Concupiscence…the great temptation
Since the Fall of Adam and Eve we are prone to sin. Concupiscence is simply a fancy theological word to describe that. This desire for sin manifests itself in many ways. For today’s post we will focus exclusively on the sin of excess otherwise known as gluttony. For some that may occur in an excessive intake of sugary sodas, for others it could be a habit of over eating and still others may face this in excessive consumption of alcohol. When we consume more than we really require this is gluttony. Do we really need donut number five after we already had one or two? Did you realize the entire bag of M&Ms is gone in a day when it was left sitting open on your desk? Or that bag of chips?….we could go on and on.
The brick wall of temperance
Temperance is that wall that prevents these things from happening. Whereas prudence gives us the ability to analyze the situation, temperance gives us the means to make it happen. It allows us to put a stop to the habits and actions that take a not necessarily bad thing and turn it into a habit of excessiveness.

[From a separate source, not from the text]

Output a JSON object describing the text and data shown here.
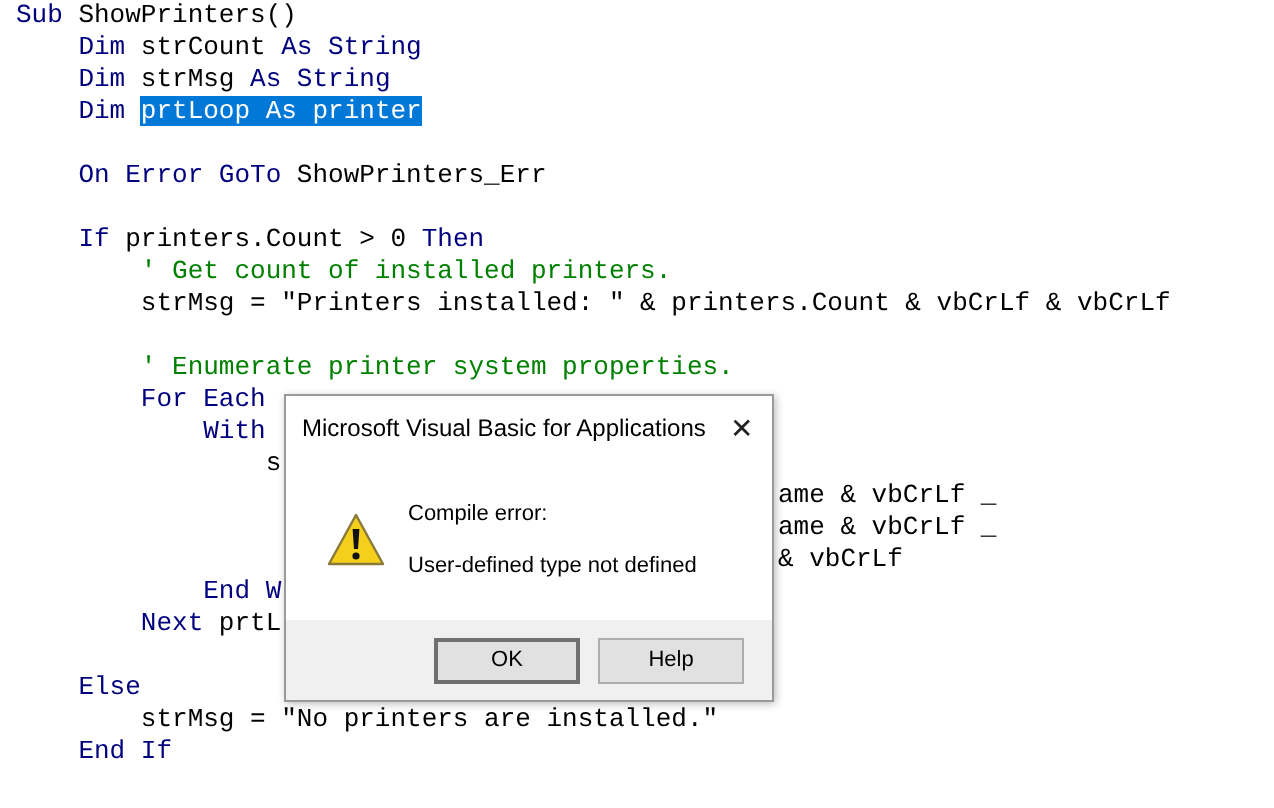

In essence temperance is a brick wall that stands in our way. It’s a permanent roadblock that once cultivated and constructed, it protects us from ourselves. We are our own worst enemy. None of the examples listed above are in themselves a bad thing. An occasional donut, soda or social drink has ever harmed anyone. It’s the excess and abuse that do. No one became a diabetic by drinking one soda a month, ten a day is another story.
One step further
The Catechism gives perhaps the clearest direction on temperance.
Temperance is the moral virtue that moderates the attraction of pleasures and provides balance in the use of created goods. It ensures the will’s mastery over instincts and keeps desires within the limits of what is honorable. The temperate person directs the sensitive appetite toward what is good and maintains a healthy discretion. Temperance is often praised in the Old Testament: “Do not follow your base desires, but restrain your appetites.” In the New Testament it is called moderation or sobriety. We ought to live sober, upright, and godly lives in this world. (CCC 1809)
The Saints are our guide
Saint Augustine is perhaps one of our greatest examples of someone who overcame a desire for excess. Prior to his conversion Augustine was deeply immersed in sins of sexual excess. As he writes in his book Confessions, he eventually desired to break free of these sins of the flesh. It proved difficult to do so. How did he do it? He persevered through prayer, reading of Scripture and frequent use of the sacraments. These practices strengthened him and fortified his resolve to overcome his addiction.
We can be like Augustine. No sin or excess is unsurmountable. Working in union with God we can overcome anything. Out loving Father is there to carry and guide through our trials. We simply have to ask for grace and mercy and they both will be granted. No matter what you are currently facing you can overcome it….just ask. God’s mercy is abundant.